Friday, January 29, 2010
“Drinking gives Herculean strength!”
Booze and fighting go together like…well, booze and fighting. Comedy gold for some, recipe for tragedy for others, we here at Castle RMWC are not here to waggle fingers at the moral ramifications of alcohol abuse. Especially not when Jackie Chan’s involved, because if 1994’s Jui kuen II (Drunken Master II or The Legend of Drunken Master in English) has taught me anything, its that you don’t want to get between a Chinese folk hero and his alcohol.
In 19th Century China, our hero returns with his father from a shopping trip, but during a stop on the train, he gets mixed up in an accidental item switch as a box of ginseng that he was supposed to protect gets swapped with a box containing a priceless artifact. A series of misadventures leads to him getting mixed up with crooked British ambassadors and Chinese businessmen who are selling off Chinese artifacts for a quick buck to foreigners. Combat hilarity ensues.

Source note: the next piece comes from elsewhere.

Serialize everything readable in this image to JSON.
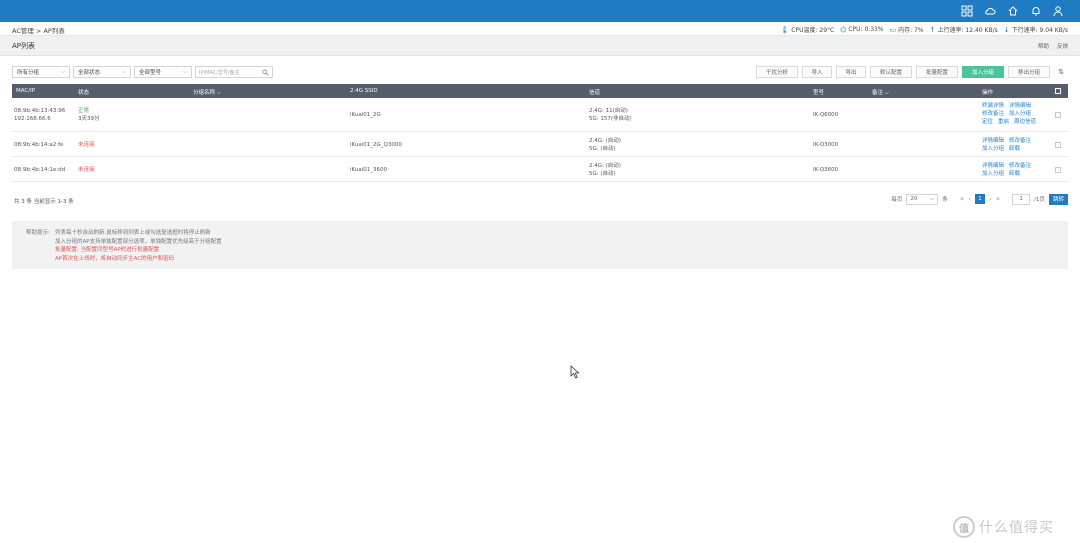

Wong Fei-hung: Jackie Chan returns to a role that he played in 1978 for Drunken Master I. Wong is the enthusiastic but not exactly forward-thinking son of a doctor. He wants to help people out, and does so eventually, but he ends up causing himself a load of troubles along the way. That’s okay, because he’s a solid martial arts master (well, you’d expect that from Jackie Chan) that can hold his own in a fight. This is all well and good, but when the movie’s called drunken master, you expect some masterful drunken boxing, and when he finally hits the bottle, its like Popeye downing his spinach, and Fei-hung pulls off some visually incredible and over the top feats. Naturally he’s our funny and deadly badass.
Wong Kei-ying: Lung Ti is Fei-hung’s stoic and rather stern physician father. He also runs a martial arts school. He is very disapproving of his son drinking to increase his combat skills, considering it shameful and much too easy to go overboard into straight up sloppy drunk.

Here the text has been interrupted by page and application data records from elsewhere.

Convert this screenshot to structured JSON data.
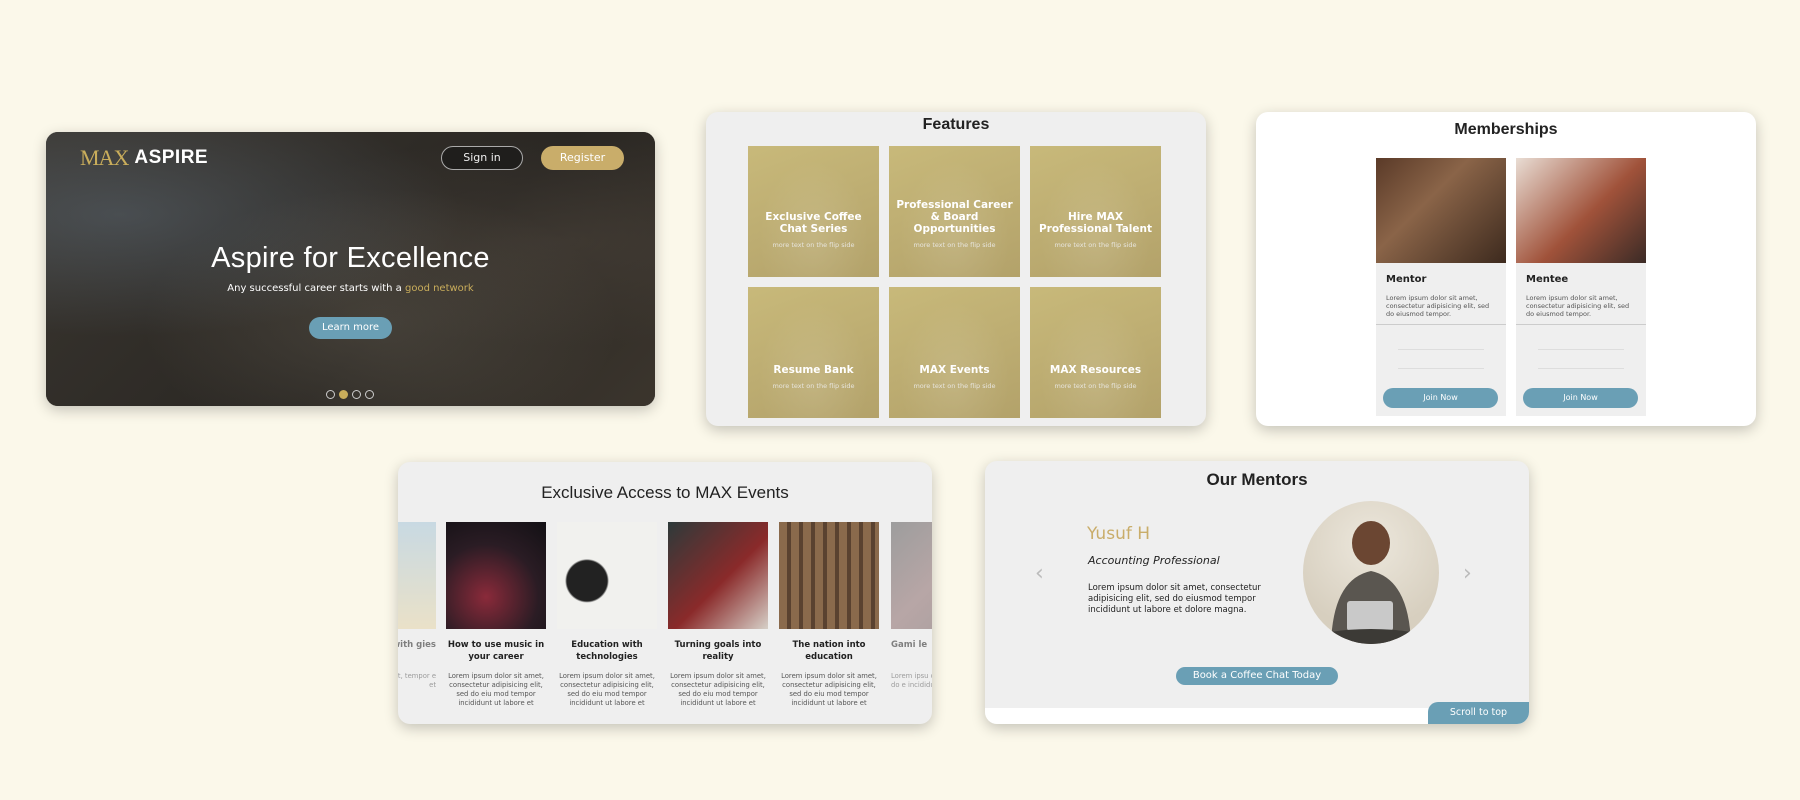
{
  "hero": {
    "logo_mark": "MAX",
    "logo_text": "ASPIRE",
    "signin_label": "Sign in",
    "register_label": "Register",
    "headline": "Aspire for Excellence",
    "subline_prefix": "Any successful career starts with a",
    "subline_highlight": "good network",
    "cta_label": "Learn more",
    "carousel_active_index": 1,
    "carousel_count": 4
  },
  "features": {
    "title": "Features",
    "tiles": [
      {
        "title": "Exclusive Coffee Chat Series",
        "subtitle": "more text on the flip side"
      },
      {
        "title": "Professional Career & Board Opportunities",
        "subtitle": "more text on the flip side"
      },
      {
        "title": "Hire MAX Professional Talent",
        "subtitle": "more text on the flip side"
      },
      {
        "title": "Resume Bank",
        "subtitle": "more text on the flip side"
      },
      {
        "title": "MAX Events",
        "subtitle": "more text on the flip side"
      },
      {
        "title": "MAX Resources",
        "subtitle": "more text on the flip side"
      }
    ]
  },
  "memberships": {
    "title": "Memberships",
    "plans": [
      {
        "name": "Mentor",
        "description": "Lorem ipsum dolor sit amet, consectetur adipisicing elit, sed do eiusmod tempor.",
        "button": "Join Now"
      },
      {
        "name": "Mentee",
        "description": "Lorem ipsum dolor sit amet, consectetur adipisicing elit, sed do eiusmod tempor.",
        "button": "Join Now"
      }
    ]
  },
  "events": {
    "title": "Exclusive Access to MAX Events",
    "items": [
      {
        "title": "with gies",
        "description": "sit amet, cing elit, tempor e et"
      },
      {
        "title": "How to use music in your career",
        "description": "Lorem ipsum dolor sit amet, consectetur adipisicing elit, sed do eiu mod tempor incididunt ut labore et"
      },
      {
        "title": "Education with technologies",
        "description": "Lorem ipsum dolor sit amet, consectetur adipisicing elit, sed do eiu mod tempor incididunt ut labore et"
      },
      {
        "title": "Turning goals into reality",
        "description": "Lorem ipsum dolor sit amet, consectetur adipisicing elit, sed do eiu mod tempor incididunt ut labore et"
      },
      {
        "title": "The nation into education",
        "description": "Lorem ipsum dolor sit amet, consectetur adipisicing elit, sed do eiu mod tempor incididunt ut labore et"
      },
      {
        "title": "Gami le",
        "description": "Lorem ipsu consectetu sed do e incididu"
      }
    ]
  },
  "mentors": {
    "title": "Our Mentors",
    "name": "Yusuf H",
    "role": "Accounting Professional",
    "bio": "Lorem ipsum dolor sit amet, consectetur adipisicing elit, sed do eiusmod tempor incididunt ut labore et dolore magna.",
    "book_label": "Book a Coffee Chat Today",
    "scroll_top_label": "Scroll to top",
    "prev_icon": "‹",
    "next_icon": "›"
  }
}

Mrs. Wong: Anita Mui is Kei-ying’s wife. Obviously a second one since she’s not Fei-hung’s mother. She’s more of a comic relief character, gambling with her lady friends when her husband’s away and generally encouraging Fei-hung to drink when he gets into fights. For a step-mother, she and Fei-hung get along great.

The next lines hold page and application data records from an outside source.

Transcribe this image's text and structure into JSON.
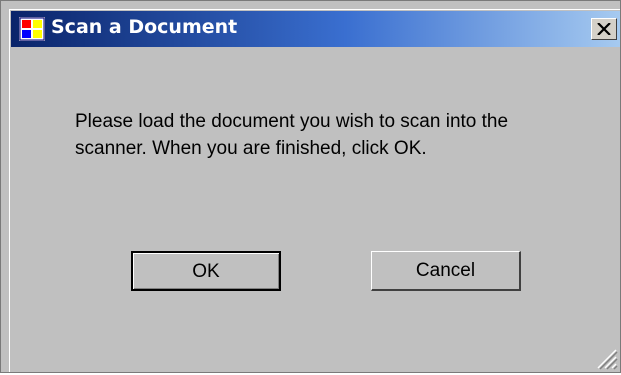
{
  "window": {
    "title": "Scan a Document",
    "close_glyph": "✕",
    "icon": "app-window-icon"
  },
  "message": {
    "text": "Please load the document you wish to scan into the scanner.  When you are finished, click OK."
  },
  "buttons": {
    "ok_label": "OK",
    "cancel_label": "Cancel"
  },
  "colors": {
    "titlebar_start": "#0a246a",
    "titlebar_end": "#a6caf0",
    "dialog_face": "#c0c0c0"
  }
}
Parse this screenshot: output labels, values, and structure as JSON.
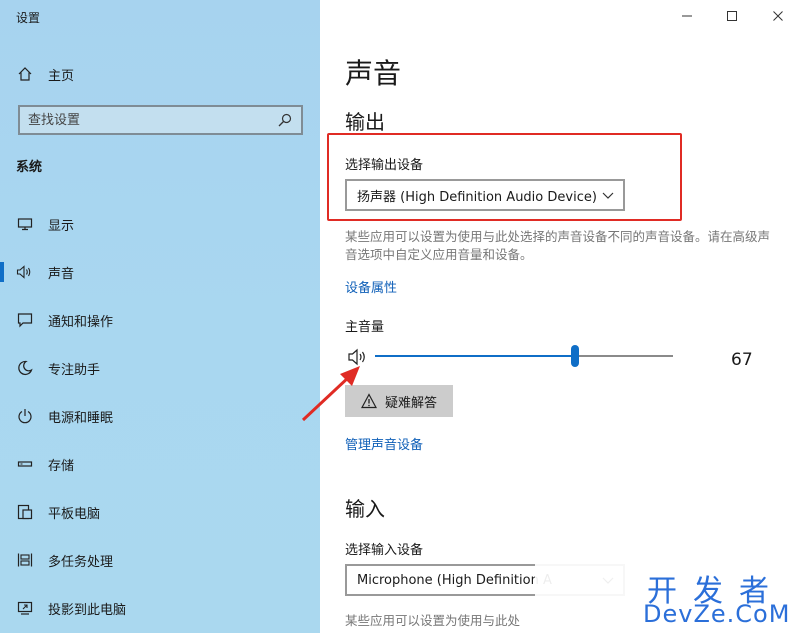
{
  "window": {
    "title": "设置",
    "minimize_label": "—",
    "maximize_label": "□",
    "close_label": "✕"
  },
  "sidebar": {
    "home_label": "主页",
    "search_placeholder": "查找设置",
    "section_title": "系统",
    "items": [
      {
        "label": "显示",
        "icon": "monitor-icon"
      },
      {
        "label": "声音",
        "icon": "speaker-icon",
        "active": true
      },
      {
        "label": "通知和操作",
        "icon": "notification-icon"
      },
      {
        "label": "专注助手",
        "icon": "moon-icon"
      },
      {
        "label": "电源和睡眠",
        "icon": "power-icon"
      },
      {
        "label": "存储",
        "icon": "storage-icon"
      },
      {
        "label": "平板电脑",
        "icon": "tablet-icon"
      },
      {
        "label": "多任务处理",
        "icon": "multitask-icon"
      },
      {
        "label": "投影到此电脑",
        "icon": "project-icon"
      }
    ]
  },
  "main": {
    "title": "声音",
    "output": {
      "heading": "输出",
      "device_label": "选择输出设备",
      "device_value": "扬声器 (High Definition Audio Device)",
      "description": "某些应用可以设置为使用与此处选择的声音设备不同的声音设备。请在高级声音选项中自定义应用音量和设备。",
      "properties_link": "设备属性",
      "volume_label": "主音量",
      "volume_value": "67",
      "volume_fraction": 0.67,
      "troubleshoot_label": "疑难解答",
      "manage_link": "管理声音设备"
    },
    "input": {
      "heading": "输入",
      "device_label": "选择输入设备",
      "device_value": "Microphone (High Definition A",
      "description": "某些应用可以设置为使用与此处"
    }
  },
  "watermark": {
    "top": "开发者",
    "bottom": "DevZe.CoM"
  },
  "colors": {
    "accent": "#0f6ec7",
    "link": "#1060b8",
    "annotation": "#e02b24",
    "watermark": "#2b6fd9"
  }
}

Tsang the Fishmonger: Felix Wong plays, well, a guy who sells fish. However, he’s also something of a friendly rival with Fei-hung in terms of martial arts.
John: Ken Lo is the final boss bad guy who fights Fei-hung in the huge set-piece finale. A gangster who’s been selling off priceless Chinese artifacts to the British ambassador, he’s got no regard for his nation’s history, doesn’t fight fair and has a lieutenant named Henry (Ho-Sung Pak) who is also a martial arts guy.
Chian-Liang Liu (and Jackie Chan for the climactic fight scene) directed this, and while a lot of the regular scenes are perfectly fine, we’re all here because of the fight scenes, and they are solid. Each is a fantastic set piece that uses as much of the environment as possible in that signature Jackie Chan style. Of particular note are the street fight where Fei-hung first gets liquored up and whups gangster ass but good, the fighting retreat against a horde of Axe Gang members who storm a restaurant Fei-hung and a policeman are talking in, and then obviously the final battle. You can’t go wrong for fight scenes in this movie. It’s impossible. The best part is that the fights are not claustrophobically edited so that you get only close ups of faces and people’s fists. I generally prefer being able to follow what’s going on in a fight scene, and that too, is solid.
Edward Tang, Man-Ming Tong & Gai Chi Yuen wrote the screenplay, and generally get things done well. It is a martial arts movie first though, and the general plot is more of a vehicle to explain when Fei-hung is always getting into visually spectacular fights. There are a lot of jokes, and a lot work, some don’t, and some don’t cross the Pacific that well, I suppose. The real comedy is mostly visual, anyway. Then there are the occasional serious moments, which get rather grim, like when Kei-ying rages at his son for drinking after he promised not to.
Michael Wandmacher apparently did the score for the 2000 North American release (which, sadly, is the version I watched because a lot was cut out apparently) and Wai Lap Wu did the original score. The score is good and very conducive to ADVENTURE!
Now, the version that I saw was dubbed and had no option for Cantonese audio with English subtitles. Unfortunate, yes, but since this is a lighter movie than say, Hero, its not a deal breaker. Still, if you can get the original Chinese audio, that would be preferable.
Jui kuen II is not exactly what you’d call Oscar material. However, it is a prime example of not only Hong Kong action cinema but also of Jackie Chan’s signature action/comedy style in full effect. It is a Jackie Chan movie about Drunken Fist Boxing and delivers exactly what it promises it will. Wholeheartedly recommended, but from the sentence above, you should know if this is for you or not.